Author: Richard Watt
Publisher: Richard Watt
Publication Date: May 2013
Some memories aren’t really memories at all…
In 1978, Andrew Macintyre was 15 years old and on the greatest adventure of his life when he was drawn into the troubled life of Karla, the woman who would disturb his dreams for the next 25 years. He has buried the memory of what she did to him ever since, but an encounter with her brother reveals a shocking reality he can’t ignore.
He travels back to the village in Germany he only dimly remembers and the truth is slowly revealed to him; the truth about the boy he was, and about the man he might yet be. Clare, the girl he worshipped from afar, becomes the friend he had needed all along, and together they piece together what really happened. As everyone affected by that summer comes together, Andrew hopes that memories, like wounds, can heal…
I received a free copy of the ebook in return for an honest review.
A good first novel. If you read Going Back, be patient. The first couple of chapters are pretty slow with a lot of description of Andrew’s drive and of the airport which makes it difficult to get into the book. However, it’s a good story with depth and a good plot and a lot happens in the long run.
The characters are all well developed. I like the way the chapters are dated and the sections note which character is the main focus. For some reason, though, I wasn’t able to invest in the characters. It was always just a story I was reading and I didn’t laugh or cry with the characters as I often find myself doing when I read.
There were times that I couldn’t put the book down because I had to see what was going to happen next.
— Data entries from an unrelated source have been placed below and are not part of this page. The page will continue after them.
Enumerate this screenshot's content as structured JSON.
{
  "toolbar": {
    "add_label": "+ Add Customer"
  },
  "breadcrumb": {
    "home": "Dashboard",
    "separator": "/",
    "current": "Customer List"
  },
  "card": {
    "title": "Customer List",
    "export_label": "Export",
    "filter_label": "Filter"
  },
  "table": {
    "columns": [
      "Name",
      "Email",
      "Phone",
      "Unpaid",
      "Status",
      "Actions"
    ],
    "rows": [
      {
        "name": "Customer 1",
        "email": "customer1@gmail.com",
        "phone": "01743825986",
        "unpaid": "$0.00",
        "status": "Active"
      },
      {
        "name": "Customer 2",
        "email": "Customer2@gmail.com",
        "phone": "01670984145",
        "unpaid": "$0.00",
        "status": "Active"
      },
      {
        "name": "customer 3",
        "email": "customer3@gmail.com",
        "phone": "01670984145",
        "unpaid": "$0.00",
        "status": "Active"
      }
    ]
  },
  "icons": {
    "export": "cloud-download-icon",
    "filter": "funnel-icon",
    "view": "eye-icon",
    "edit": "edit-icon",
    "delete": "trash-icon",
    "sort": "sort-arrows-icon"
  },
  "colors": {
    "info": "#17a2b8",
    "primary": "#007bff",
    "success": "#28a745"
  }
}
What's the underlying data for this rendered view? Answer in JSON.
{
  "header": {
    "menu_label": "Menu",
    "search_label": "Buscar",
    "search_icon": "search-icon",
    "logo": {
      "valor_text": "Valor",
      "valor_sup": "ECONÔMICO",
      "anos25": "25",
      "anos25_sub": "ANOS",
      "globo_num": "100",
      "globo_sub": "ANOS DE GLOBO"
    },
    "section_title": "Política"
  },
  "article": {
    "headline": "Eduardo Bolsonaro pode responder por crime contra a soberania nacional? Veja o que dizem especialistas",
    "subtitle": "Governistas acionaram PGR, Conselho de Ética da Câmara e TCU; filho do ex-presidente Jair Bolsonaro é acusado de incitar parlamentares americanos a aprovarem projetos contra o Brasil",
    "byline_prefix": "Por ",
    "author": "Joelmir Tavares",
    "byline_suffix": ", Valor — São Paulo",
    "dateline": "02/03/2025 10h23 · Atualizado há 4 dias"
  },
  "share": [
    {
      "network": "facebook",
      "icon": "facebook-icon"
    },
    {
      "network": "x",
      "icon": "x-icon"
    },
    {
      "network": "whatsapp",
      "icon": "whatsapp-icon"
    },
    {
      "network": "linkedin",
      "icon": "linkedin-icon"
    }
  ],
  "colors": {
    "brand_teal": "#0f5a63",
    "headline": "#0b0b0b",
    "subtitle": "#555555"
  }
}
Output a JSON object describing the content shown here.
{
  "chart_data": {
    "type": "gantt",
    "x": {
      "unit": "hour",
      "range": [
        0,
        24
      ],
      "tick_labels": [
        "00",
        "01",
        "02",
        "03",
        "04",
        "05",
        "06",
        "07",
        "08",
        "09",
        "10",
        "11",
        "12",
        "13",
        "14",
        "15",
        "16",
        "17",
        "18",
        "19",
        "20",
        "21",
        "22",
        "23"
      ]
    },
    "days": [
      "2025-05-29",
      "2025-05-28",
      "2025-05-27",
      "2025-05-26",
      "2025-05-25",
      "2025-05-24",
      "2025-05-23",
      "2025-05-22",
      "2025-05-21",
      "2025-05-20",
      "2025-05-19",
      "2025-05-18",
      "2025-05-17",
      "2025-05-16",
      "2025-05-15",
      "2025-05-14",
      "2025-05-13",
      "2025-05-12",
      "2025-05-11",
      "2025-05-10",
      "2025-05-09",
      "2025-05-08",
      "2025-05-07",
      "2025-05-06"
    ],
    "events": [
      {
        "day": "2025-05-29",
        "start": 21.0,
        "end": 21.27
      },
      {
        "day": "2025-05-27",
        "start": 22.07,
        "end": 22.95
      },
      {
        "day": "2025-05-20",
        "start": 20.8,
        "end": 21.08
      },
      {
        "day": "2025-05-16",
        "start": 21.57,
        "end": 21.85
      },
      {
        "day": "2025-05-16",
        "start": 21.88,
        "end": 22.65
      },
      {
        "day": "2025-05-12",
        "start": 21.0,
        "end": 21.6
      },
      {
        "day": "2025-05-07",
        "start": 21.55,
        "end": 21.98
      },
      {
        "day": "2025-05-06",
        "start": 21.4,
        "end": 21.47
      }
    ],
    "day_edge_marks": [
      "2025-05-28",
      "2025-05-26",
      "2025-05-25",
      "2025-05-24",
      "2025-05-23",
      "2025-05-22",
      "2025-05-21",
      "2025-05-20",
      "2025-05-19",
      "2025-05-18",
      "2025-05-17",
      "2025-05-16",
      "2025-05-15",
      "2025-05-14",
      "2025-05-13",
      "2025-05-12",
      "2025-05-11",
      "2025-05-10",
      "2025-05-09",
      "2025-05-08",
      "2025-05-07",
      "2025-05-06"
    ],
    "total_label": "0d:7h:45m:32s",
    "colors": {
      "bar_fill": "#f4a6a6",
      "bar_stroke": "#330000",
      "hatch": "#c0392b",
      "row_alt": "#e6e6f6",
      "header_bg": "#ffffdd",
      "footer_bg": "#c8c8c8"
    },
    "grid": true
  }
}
There were other times that it was pretty slow and I found myself skipping paragraphs that didn’t seem relevant to the story.
If you enjoy an interesting story with a lot of twists, I recommend Going Back which is sold on Barnes and Noble.
Release by Richard Watt’s Publicist
by Richard Watt
WHY GOING BACK IS THE ONLY WAY TO MOVE FORWARD
– Author delivers thought-provoking, German-set story in debut novel
In Going Back, author Richard Watt tells the story of how one man must travel back to the scene of the experiences which shaped him as a teenager, in order to understand everything which has happened to him since.
“Going Back speaks to the regrets in all of us, and addresses how those regrets might be turned to our advantage. It is a story which resonates with anyone who has ever wondered ‘what if?,’” says Watt.
Beginning in West Germany in 1978, Andy Macintyre, on a two-week exchange visit with his schoolmates to a village in the shadow of the East German border, finds himself drawn into the dark world of his host’s sister, Karla. What Karla does to him changes who he is, but, lost in his own problems, he doesn’t see that others around him have also been damaged.
Twenty-five years later, Andrew Macintyre returns to the site of the trip, to find the Iron Curtain gone, and discovers that his memories don’t tell the whole story of what happened that summer. Slowly, he uncovers the truth of how one family’s pain seeped into his own life, and the lives of his friends. As he rekindles old friendships, he begins to understand that coming to terms with the past might give him the best chance of breaking free of it and moving forward.
“I believe Going Back is an unusual story. It is part bildungsroman, but it covers so much more than the main character’s coming of age. The story reaches back to the cataclysmic end to the Second World War, and how that may have affected one man, who passes his anger on to his children. They, in turn, in a world dominated by division and fear, react differently to their own situations,” adds Watt.
Going Back is the story of how the past informs the present, even when it is only remembered in fragments, and of why it is never too late to pull down the fences we build around ourselves.
Richard Watt was born in Aberdeen, Scotland in 1962. He has a degree in Linguistics from Edinburgh University, and has spent much of his working life in sales and IT. Watt’s writing career took off when he became a regular contributor to the Prince George Citizen newspaper with his Dear Friends columns, written during the process of moving to the northern BC city in 2006. Since moving to Canada, he has had flash fiction accepted by 365 Tomorrow and has completed his first full-length novel, Going Back. Watt is also a qualified soccer coach, and spends much of his time squinting into a low sun, shouting at teenagers. Readers of the Dear Friends letters will know that Richard has been married to Zoë since 1986. They have two boys and two cats.
For more information, please visit richardwatt.ca.
Going Back is available in ebook and paperback on Amazon.